The "Critical Speed" for a grinding mill is defined as the rotational speed where centrifugal forces equal gravitational forces at the mill shell's inside surface. This is the rotational speed where balls will not fall away from the mill's shell. Result #1: This mill would need to spin at RPM to be at 100% critical speed.
The critical speed of a rotating mill is the RPM at which a grinding medium will begin to “centrifuge”, namely will start rotating with the mill and therefore cease to carry out useful work.
The ideal mill speed is usually somewhere between 55% to 75% of critical speed.
The percent of critical speed is the ratio expressed as a percentage of the actual mill speed and the Theoretical Critical Speed of that mill. The critical speed of a rotating mill is the RPM at which a grinding medium will begin to "centrifuge", namely will start rotating with the mill and therefore cease to carry out useful work.
The mill was rotated at 50, 62, 75 and 90% of the critical speed. Six lifter bars of rectangular cross-section were used at equal spacing. The overall motion of the balls at the end of five revolutions is shown in Figure 4.
www.911metallurgist.com/blog/ball-mill Learn about Ball Mill Critical Speed and its effect on inner charge movements. The effect of Ball Mill RPM s
The point where the mill becomes a centrifuge is called the "Critical Speed", and ball mills usually operate at 65% to 75% of the critical speed. Ball Mills are generally used to grind material 1/4 inch and finer, down to the particle size of 20 to 75 microns.
As the mill starts, grinding action and throughput increases. However, after reaching a critical speed, the mill charge clings to the inside perimeter of the mill. Under this conditions, the grinding rate is significant reduced or stopped. All mills must operate less than Critical Speed
There exists a speed of rotation the "critical speed" at which the contents of the mill would simply ride over the roof of the mill due to centrifugal action.

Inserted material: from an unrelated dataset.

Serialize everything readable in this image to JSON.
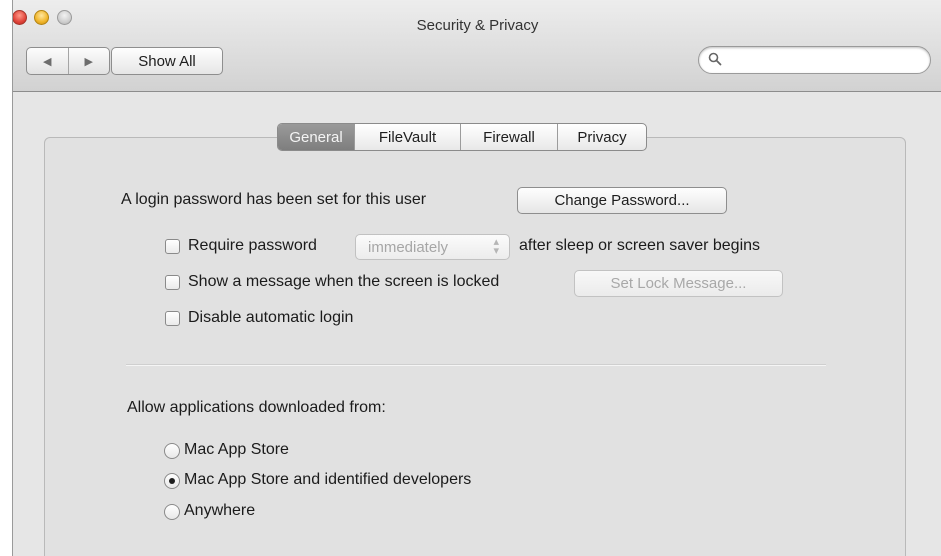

The critical speed rpm is given by: nC = 42.29/ d, where d is the internal diameter in metres.